(Beginning of MATERIAL TO PROCESS)

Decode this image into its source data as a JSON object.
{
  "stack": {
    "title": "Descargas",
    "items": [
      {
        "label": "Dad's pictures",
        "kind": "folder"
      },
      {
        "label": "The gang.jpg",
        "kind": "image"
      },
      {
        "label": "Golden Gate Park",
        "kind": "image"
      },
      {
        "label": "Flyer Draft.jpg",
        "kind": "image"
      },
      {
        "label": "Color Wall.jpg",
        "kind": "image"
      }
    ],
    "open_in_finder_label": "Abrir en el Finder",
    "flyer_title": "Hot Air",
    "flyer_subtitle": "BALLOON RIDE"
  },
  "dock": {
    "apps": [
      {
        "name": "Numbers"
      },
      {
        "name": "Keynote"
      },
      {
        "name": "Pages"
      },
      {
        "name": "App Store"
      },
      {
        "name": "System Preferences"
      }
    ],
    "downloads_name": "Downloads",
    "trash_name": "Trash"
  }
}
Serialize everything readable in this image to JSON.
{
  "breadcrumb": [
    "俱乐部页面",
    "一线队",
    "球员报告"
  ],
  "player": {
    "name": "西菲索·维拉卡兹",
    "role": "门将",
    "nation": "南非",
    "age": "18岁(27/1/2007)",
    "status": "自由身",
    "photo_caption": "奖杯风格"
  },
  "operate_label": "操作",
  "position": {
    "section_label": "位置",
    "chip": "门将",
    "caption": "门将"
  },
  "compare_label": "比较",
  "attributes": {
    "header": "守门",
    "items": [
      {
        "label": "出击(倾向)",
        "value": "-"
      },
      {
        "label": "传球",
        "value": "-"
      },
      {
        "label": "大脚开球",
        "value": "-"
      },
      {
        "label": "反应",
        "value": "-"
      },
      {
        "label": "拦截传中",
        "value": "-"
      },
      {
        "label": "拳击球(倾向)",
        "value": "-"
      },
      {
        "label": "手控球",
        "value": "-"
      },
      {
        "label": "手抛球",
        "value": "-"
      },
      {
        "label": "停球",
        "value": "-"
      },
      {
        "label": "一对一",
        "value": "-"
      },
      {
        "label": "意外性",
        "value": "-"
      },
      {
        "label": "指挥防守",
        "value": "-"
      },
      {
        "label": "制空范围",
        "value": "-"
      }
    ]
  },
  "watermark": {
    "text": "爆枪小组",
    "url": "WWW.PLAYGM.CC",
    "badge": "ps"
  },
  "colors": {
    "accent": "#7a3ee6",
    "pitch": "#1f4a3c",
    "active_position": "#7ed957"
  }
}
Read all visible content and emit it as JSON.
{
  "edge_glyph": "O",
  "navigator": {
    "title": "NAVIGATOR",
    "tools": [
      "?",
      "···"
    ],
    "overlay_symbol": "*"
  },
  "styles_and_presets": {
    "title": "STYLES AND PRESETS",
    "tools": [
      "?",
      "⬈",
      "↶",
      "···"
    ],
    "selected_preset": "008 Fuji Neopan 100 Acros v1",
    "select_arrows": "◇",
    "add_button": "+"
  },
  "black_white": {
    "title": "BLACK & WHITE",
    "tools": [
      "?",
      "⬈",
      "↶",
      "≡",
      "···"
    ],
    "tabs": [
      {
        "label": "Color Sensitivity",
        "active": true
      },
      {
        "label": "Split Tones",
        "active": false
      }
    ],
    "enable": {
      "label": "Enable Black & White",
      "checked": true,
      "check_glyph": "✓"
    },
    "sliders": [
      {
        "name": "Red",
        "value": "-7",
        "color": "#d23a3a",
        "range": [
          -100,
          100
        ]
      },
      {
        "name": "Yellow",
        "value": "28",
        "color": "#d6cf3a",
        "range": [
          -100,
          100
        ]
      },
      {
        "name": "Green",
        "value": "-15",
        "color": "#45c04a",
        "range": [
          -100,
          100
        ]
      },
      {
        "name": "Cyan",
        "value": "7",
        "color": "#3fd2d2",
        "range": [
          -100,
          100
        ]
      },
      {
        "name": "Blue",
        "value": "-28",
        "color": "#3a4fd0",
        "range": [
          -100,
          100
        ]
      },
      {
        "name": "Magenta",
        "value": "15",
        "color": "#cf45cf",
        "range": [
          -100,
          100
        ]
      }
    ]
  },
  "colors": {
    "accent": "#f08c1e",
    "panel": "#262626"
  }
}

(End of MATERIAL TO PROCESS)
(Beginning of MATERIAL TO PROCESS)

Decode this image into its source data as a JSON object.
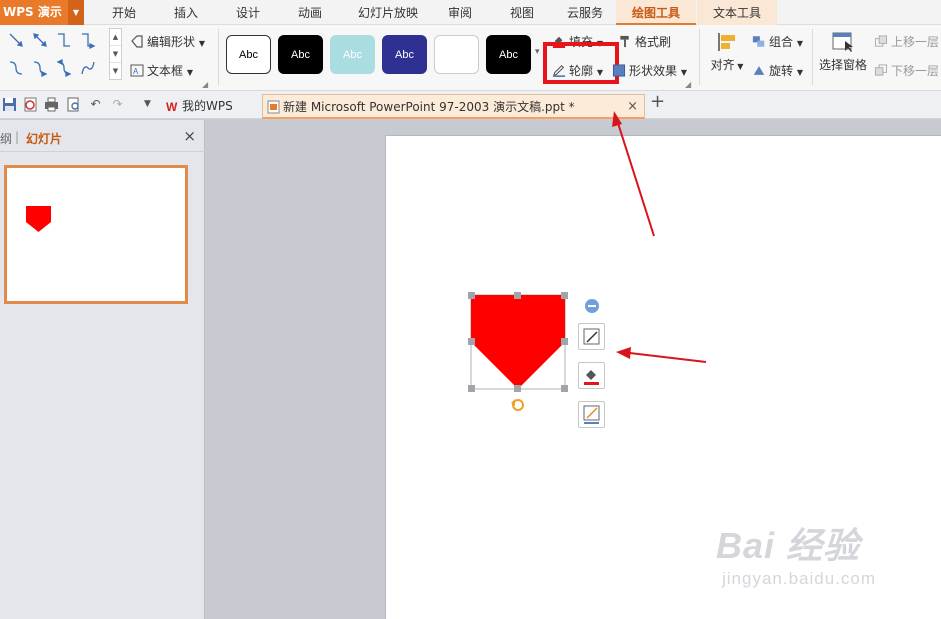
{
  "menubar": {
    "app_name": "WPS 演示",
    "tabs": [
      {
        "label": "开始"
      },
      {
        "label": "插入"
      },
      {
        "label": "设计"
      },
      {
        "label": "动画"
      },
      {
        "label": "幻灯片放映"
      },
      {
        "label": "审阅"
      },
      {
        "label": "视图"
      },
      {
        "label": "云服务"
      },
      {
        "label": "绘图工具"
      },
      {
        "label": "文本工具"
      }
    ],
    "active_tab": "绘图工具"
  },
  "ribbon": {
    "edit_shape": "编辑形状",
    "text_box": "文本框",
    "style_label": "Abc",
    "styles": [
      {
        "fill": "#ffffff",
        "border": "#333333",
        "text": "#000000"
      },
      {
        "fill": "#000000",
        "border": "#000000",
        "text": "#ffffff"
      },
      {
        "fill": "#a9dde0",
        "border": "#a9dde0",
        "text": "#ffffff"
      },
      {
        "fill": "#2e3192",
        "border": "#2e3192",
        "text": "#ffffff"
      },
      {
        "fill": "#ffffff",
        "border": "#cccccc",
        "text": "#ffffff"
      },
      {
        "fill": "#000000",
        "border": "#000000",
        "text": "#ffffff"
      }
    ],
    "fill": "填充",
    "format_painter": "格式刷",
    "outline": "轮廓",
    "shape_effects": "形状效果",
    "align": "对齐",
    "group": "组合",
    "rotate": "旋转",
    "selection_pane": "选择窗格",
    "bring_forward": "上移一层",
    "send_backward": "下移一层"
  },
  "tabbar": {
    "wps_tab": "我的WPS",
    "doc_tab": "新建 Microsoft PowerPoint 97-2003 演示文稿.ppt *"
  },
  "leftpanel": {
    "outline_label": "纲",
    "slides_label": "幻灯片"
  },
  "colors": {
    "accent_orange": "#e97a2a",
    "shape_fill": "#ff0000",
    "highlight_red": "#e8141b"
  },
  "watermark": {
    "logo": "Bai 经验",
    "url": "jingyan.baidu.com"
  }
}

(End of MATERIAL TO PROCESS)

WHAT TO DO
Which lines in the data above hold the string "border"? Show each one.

RESPONSE TO THE EXERCISE
        "border": "#333333",
        "border": "#000000",
        "border": "#a9dde0",
        "border": "#2e3192",
        "border": "#cccccc",
        "border": "#000000",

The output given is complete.